Scan the records below, and wherever a line has the word "Calls", pull it out.

****************

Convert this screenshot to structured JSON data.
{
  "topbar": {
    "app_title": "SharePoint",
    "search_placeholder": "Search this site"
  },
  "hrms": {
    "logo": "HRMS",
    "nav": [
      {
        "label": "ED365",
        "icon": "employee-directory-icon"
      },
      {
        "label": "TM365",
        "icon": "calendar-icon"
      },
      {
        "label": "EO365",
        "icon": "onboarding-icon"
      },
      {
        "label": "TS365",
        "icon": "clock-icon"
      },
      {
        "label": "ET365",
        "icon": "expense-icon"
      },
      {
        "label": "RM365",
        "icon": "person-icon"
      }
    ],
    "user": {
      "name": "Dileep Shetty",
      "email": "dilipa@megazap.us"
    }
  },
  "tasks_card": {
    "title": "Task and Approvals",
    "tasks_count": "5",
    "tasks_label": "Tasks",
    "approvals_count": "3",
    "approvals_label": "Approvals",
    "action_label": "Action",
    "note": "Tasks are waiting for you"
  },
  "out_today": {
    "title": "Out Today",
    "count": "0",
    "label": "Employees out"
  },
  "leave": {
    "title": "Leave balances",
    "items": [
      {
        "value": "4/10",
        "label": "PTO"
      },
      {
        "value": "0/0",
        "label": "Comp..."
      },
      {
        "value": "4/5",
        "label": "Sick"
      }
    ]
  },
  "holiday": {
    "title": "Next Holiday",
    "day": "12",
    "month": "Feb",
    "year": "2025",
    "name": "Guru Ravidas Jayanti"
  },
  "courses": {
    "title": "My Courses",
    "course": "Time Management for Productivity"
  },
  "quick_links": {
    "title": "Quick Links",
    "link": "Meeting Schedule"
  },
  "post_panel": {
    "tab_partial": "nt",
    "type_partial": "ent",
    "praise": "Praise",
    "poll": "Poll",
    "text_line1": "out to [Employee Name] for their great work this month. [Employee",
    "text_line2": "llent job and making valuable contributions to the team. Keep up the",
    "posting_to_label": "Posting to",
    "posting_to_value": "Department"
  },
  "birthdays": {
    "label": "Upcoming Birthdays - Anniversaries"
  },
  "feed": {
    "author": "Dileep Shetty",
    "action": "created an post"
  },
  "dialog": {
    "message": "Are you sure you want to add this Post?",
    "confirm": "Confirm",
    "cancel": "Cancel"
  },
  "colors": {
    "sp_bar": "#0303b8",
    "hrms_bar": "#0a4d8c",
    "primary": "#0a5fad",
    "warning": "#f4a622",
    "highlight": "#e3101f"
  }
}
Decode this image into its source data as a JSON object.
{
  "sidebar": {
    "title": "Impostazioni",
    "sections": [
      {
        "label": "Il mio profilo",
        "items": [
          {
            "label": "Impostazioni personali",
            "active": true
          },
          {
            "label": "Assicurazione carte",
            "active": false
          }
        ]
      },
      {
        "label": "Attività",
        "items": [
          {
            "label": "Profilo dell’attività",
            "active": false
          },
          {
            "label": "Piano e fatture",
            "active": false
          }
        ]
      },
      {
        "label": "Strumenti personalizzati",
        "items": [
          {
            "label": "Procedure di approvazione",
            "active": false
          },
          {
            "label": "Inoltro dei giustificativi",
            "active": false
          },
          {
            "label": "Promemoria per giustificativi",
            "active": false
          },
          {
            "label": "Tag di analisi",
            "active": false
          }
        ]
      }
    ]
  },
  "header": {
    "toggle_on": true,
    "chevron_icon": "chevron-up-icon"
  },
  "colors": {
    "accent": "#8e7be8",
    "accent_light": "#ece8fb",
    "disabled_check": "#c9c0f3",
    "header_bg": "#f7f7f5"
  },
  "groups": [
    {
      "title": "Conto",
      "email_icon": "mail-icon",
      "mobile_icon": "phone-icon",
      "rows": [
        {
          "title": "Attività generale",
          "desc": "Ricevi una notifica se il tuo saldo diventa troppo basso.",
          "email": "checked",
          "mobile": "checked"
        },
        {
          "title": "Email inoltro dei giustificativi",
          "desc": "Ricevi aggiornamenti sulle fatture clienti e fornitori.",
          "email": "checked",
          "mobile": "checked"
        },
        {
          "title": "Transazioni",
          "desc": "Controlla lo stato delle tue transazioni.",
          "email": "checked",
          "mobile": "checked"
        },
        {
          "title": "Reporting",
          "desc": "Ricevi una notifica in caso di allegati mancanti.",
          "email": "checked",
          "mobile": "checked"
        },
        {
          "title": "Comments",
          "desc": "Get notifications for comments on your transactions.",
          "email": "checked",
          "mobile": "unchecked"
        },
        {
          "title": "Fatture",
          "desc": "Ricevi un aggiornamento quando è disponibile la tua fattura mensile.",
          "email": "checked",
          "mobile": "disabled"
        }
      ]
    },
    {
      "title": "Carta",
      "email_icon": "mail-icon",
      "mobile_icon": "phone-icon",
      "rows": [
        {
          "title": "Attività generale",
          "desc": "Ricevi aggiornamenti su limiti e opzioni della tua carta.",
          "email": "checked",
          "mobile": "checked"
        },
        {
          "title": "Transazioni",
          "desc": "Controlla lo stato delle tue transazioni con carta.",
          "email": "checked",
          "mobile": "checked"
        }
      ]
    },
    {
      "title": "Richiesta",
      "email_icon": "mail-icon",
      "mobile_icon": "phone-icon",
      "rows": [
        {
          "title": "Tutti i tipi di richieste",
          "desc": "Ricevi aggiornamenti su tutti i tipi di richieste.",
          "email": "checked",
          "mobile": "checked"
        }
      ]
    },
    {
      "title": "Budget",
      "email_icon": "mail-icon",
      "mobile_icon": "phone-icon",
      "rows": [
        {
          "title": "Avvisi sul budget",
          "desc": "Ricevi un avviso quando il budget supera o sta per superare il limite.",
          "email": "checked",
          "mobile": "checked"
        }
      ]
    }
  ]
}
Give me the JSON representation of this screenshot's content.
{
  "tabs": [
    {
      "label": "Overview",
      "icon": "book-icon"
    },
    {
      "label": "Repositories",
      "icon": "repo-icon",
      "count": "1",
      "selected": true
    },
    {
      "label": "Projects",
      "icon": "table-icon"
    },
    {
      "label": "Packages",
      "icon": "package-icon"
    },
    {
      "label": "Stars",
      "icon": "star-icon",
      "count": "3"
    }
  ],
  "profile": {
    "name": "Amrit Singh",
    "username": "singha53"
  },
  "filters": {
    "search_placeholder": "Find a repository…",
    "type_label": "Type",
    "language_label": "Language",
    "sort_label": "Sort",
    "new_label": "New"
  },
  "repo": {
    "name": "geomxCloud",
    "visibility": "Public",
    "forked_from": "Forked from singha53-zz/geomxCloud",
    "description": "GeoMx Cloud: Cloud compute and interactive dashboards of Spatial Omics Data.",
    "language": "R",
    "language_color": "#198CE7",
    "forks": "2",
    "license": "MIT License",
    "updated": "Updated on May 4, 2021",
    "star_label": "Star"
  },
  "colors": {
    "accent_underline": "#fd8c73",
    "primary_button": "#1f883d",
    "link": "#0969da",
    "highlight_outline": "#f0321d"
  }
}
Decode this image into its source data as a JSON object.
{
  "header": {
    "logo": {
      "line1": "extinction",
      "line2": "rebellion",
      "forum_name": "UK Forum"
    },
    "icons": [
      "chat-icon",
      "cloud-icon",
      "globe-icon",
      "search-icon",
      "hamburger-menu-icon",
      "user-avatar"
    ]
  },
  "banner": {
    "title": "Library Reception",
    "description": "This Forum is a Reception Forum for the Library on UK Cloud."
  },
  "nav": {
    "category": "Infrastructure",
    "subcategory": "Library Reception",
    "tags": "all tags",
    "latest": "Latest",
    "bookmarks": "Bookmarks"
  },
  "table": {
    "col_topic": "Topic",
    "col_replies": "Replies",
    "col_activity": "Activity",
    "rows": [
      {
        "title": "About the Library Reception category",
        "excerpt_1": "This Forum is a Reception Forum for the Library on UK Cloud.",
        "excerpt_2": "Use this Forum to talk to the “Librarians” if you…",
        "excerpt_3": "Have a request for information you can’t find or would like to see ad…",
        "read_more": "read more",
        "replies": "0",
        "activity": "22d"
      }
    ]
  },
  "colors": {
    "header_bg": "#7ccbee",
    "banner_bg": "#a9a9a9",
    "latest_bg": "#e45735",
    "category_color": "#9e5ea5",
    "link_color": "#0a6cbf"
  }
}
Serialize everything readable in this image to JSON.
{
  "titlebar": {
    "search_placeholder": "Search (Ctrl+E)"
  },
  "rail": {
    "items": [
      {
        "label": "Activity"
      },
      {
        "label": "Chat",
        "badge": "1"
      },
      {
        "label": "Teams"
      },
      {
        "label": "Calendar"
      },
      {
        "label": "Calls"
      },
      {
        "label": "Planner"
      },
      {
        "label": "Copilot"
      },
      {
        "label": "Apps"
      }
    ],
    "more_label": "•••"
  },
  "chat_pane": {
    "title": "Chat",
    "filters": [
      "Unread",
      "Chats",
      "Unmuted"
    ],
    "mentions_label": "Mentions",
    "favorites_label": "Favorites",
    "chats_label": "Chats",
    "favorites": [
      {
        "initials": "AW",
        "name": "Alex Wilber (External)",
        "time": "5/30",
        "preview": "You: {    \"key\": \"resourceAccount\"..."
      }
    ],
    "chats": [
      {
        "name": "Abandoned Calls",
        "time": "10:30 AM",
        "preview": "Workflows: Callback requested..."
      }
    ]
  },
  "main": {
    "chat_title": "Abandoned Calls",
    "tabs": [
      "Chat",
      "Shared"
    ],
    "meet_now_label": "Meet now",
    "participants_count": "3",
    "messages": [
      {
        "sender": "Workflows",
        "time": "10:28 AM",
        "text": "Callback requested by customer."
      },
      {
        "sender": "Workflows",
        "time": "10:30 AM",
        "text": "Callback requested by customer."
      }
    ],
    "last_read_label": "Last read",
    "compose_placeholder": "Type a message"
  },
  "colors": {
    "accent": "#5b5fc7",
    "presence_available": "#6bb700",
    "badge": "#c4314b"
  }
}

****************

* **Written solution**:
        "label": "Calls"
        "name": "Abandoned Calls",
    "chat_title": "Abandoned Calls",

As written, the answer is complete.